I didn’t even think about the fact that you had worked at the pig farm when I put this up. What a different experience. I knew that the experience I witnessed was different than the mass killing, but I didn’t know the details. Yikes.
Thanks for commenting. And yes, I think you would’ve really liked Ray.
I am very sorry for the loss of your friend.
I believe in reincarnation. My biggest gripe with the concept is that it does nothing to quell the feeling of missing someone. The initial shock of loss is overwhelming, but the residual missing is its own sort of hell.
I was wondering about the Avery surname…
Good point about reincarnation. I think I believe in a form of that, as well, but you’re right. It doesn’t help not being able to find that person and talk about the good ol’ days.
Thanks for commenting.
Paul I entered too. I’ll keep my fingers crossed for both of us…
Right on, Penelope. Good luck to you, also. Did you get in before they changed it to “previously unpublished”? I had a story I was working on (an extension of my piece here “The Golden Parachute”), but because I had published part of it on my blog, I couldn’t submit it to them. Oh well, hopefully the one I sent will be appealing to them.
Very evocative, Paul. I could almost feel the cool morning air, the weak sun on my face as I stood around with you, feeling apprehensive. I often think about turning veggie myself, or visiting a slaughterhouse and confronting how my meal begins its life.
I’ve seen my fair share of gruesome, though. I’ve stood in a mortuary and watched corpses being taken apart often enough. And I have also stood in a hospital room whilst a man died in the bed beside me. So, maybe I’ve seen enough, I don’t know.
Excellent little slice of life, and portrait of your friend.
Thanks, Ken. Yeah, sounds like you’ve seen your share of things, as well.
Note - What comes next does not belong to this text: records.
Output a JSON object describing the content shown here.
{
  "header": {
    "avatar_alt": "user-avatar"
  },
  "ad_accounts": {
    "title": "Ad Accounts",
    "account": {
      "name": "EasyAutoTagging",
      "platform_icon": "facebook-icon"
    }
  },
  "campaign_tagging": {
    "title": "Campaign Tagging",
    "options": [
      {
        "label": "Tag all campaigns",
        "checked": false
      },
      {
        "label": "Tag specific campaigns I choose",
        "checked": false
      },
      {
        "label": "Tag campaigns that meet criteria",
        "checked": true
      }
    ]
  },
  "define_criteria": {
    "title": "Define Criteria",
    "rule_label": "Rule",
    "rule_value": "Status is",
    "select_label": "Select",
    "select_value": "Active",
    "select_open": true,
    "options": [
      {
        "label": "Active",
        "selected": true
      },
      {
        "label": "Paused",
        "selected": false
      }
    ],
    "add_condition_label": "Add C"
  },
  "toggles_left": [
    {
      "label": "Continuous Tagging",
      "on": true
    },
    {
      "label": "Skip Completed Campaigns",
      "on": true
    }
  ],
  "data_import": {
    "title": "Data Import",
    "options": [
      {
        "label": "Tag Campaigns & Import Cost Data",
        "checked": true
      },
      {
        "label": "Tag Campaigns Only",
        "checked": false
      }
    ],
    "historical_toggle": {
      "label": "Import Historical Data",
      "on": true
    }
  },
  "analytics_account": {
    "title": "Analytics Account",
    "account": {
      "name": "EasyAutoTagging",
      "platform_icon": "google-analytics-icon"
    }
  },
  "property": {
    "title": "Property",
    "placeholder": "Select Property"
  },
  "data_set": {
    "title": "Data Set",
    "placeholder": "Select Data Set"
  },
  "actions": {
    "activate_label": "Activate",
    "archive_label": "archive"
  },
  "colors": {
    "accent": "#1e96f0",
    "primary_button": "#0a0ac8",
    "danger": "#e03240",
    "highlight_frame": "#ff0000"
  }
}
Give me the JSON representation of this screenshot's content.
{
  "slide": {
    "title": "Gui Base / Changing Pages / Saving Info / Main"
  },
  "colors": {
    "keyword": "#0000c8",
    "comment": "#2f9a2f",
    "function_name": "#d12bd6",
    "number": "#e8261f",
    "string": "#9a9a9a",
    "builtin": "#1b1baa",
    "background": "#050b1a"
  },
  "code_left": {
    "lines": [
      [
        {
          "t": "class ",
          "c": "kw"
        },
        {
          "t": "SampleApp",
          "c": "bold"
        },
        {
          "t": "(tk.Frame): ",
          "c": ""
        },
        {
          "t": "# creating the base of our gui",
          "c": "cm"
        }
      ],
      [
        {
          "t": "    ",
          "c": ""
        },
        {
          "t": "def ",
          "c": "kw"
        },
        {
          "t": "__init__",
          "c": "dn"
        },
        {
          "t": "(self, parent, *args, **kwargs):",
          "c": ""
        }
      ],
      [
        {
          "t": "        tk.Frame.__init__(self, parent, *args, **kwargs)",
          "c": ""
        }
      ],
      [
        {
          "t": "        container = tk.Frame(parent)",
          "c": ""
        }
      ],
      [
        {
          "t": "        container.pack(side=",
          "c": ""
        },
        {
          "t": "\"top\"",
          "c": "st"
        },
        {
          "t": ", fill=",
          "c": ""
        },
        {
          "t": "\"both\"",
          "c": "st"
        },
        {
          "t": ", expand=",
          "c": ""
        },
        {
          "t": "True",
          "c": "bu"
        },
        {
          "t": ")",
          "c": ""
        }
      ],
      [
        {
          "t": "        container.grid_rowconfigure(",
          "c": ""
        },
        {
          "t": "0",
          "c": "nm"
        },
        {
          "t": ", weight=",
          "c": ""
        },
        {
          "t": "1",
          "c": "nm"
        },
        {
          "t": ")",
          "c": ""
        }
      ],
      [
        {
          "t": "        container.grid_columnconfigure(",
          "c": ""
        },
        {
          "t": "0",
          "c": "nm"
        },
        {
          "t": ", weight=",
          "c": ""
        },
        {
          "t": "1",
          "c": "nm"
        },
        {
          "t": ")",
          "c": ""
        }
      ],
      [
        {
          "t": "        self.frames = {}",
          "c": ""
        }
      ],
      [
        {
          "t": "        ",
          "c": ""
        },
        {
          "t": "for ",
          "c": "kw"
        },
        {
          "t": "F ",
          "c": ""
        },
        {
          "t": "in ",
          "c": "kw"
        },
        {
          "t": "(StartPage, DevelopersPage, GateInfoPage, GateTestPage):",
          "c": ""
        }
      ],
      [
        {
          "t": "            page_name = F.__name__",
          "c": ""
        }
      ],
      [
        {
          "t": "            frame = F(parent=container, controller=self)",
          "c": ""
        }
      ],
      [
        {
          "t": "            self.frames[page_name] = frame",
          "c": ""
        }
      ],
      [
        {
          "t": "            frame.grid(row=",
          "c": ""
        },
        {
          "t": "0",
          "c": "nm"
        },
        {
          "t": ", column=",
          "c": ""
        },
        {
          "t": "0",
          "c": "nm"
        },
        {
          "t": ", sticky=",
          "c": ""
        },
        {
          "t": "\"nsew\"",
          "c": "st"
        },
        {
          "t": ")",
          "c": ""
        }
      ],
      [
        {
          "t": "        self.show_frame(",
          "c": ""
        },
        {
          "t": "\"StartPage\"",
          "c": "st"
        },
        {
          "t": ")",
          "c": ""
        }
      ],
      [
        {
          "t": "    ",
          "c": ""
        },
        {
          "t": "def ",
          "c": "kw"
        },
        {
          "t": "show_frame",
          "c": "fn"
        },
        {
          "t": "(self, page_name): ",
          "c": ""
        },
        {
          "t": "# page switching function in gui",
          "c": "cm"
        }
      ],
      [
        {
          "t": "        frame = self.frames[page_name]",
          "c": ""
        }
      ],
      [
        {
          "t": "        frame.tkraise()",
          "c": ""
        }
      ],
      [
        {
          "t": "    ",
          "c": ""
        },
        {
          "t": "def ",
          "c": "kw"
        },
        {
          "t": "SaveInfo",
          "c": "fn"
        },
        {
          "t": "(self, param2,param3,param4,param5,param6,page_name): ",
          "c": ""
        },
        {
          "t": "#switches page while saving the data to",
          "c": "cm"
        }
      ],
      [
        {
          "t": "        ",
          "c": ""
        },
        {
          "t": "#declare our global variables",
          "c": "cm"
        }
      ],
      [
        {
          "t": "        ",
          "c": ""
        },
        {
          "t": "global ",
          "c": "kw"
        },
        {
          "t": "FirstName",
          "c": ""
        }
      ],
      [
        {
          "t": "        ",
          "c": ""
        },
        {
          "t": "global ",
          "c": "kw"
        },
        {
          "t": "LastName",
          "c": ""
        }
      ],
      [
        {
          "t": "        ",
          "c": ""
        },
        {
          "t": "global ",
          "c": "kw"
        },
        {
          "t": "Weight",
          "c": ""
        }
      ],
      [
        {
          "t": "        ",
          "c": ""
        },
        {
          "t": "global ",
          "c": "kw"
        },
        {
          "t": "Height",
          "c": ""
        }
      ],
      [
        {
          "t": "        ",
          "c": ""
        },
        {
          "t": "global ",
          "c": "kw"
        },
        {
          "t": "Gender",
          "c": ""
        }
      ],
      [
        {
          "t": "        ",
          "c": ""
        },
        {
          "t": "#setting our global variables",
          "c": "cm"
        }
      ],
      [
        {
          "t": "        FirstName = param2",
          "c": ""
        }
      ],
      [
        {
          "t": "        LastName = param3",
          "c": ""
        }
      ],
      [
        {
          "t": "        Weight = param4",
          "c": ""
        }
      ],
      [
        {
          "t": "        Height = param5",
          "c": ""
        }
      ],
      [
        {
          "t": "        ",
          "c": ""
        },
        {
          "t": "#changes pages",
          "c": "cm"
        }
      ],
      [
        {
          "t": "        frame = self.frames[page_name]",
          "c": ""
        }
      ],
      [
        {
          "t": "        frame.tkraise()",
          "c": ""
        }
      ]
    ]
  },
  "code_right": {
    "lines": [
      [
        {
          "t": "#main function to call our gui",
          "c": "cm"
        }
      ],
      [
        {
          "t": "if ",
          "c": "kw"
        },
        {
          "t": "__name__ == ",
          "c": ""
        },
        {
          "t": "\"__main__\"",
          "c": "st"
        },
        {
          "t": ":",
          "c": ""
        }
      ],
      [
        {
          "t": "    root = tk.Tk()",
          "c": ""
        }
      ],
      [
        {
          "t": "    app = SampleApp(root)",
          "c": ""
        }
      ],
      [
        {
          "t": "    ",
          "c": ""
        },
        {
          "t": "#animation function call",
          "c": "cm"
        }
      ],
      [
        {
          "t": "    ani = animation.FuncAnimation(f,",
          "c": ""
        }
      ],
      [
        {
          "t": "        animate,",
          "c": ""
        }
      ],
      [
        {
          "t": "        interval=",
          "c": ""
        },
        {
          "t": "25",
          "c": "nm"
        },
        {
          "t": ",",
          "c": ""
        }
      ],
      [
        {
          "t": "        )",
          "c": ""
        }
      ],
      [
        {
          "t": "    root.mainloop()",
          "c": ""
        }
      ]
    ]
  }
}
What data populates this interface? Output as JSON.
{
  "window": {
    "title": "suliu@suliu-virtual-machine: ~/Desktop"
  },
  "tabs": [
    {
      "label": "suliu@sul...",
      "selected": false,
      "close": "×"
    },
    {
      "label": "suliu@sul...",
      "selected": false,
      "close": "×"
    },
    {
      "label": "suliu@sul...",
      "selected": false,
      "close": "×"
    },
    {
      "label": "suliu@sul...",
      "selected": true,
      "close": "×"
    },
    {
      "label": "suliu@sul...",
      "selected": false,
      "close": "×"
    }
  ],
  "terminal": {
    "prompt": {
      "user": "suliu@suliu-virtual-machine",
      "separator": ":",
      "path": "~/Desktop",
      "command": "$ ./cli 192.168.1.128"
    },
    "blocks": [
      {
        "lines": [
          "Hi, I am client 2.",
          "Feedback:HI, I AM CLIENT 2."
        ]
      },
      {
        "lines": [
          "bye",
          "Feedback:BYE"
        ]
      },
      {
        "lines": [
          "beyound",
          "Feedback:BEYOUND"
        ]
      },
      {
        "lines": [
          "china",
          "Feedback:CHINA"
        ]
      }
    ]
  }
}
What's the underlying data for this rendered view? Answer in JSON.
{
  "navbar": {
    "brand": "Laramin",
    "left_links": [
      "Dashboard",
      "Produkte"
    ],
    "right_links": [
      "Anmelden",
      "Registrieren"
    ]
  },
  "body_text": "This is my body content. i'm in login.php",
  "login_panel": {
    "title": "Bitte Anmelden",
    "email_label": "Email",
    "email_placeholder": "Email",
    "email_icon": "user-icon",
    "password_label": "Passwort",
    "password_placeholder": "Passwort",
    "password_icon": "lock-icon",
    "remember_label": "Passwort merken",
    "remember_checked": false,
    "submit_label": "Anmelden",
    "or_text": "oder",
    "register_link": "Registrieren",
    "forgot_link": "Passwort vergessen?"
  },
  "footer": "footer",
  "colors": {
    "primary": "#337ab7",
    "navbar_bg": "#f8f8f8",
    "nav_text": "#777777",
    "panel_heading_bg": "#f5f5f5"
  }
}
This was one of those rare moments. I had known the pigs and known they were going to be slaughtered. It seemed only respectful to see them out, especially if they were going to be food at some point (and yes, I did partake a couple months later). This was hard enough for me to watch (more the killing than the dissembling). I don’t know if I could be in a mortuary and see the things you’ve seen.
Thanks for stopping by and commenting.
Having met Ray Avery once, I knew I had met him before, although another time, place and name. You’ll say nay, there is only one Ray Avery and now he’s gone. The Ray Averys of the world – albeit there are few – are a kind of counter-culture that exist on the fringes, almost a parallel uiniverse, never really embraced by “polite society.” And, what’s important here is that is that these renegade poet-philosophers don’t really give a damn about polite society. They do know their business. Seemingly uncomplicated, straight forward and rough hewn, sit a spell with the likes of Ray and you know you’ve been in the company of someone who has spent considerable time just working things out in his own mind. And, for the time, that’s good enough. I am glad you and Mike, and the others at Rock Creek had the opportunity to know him and he had the chance to know you. The Ray Averys of the world typically live and die in relative obscurity unless, of course, someone like you cared enough to remember him as you have done here. And, for the time, that’s good enough.
Gives new meaning to “one of a kind.” Definitely unique, but when you say it as such, it makes sense that he is one of a certain kind or type of person. I think you’ve hit it on the head.
Glad you got the chance to meet him. He was definitely a character. Do you remember how much he liked Nate? Glad we all got to see him two summers ago.